Problem statement — The expected response is the full set of records, unchanged.

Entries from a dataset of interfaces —
▬▬▬▬▬▬▬▬▬▬
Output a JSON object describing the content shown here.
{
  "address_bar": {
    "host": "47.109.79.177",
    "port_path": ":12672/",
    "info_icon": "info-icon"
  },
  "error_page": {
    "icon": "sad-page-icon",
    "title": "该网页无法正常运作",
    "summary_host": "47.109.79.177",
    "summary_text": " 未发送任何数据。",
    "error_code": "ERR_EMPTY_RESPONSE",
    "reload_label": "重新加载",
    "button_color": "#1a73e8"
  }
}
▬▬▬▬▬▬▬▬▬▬
Expected output —
Output a JSON object describing the content shown here.
{
  "address_bar": {
    "host": "47.109.79.177",
    "port_path": ":12672/",
    "info_icon": "info-icon"
  },
  "error_page": {
    "icon": "sad-page-icon",
    "title": "该网页无法正常运作",
    "summary_host": "47.109.79.177",
    "summary_text": " 未发送任何数据。",
    "error_code": "ERR_EMPTY_RESPONSE",
    "reload_label": "重新加载",
    "button_color": "#1a73e8"
  }
}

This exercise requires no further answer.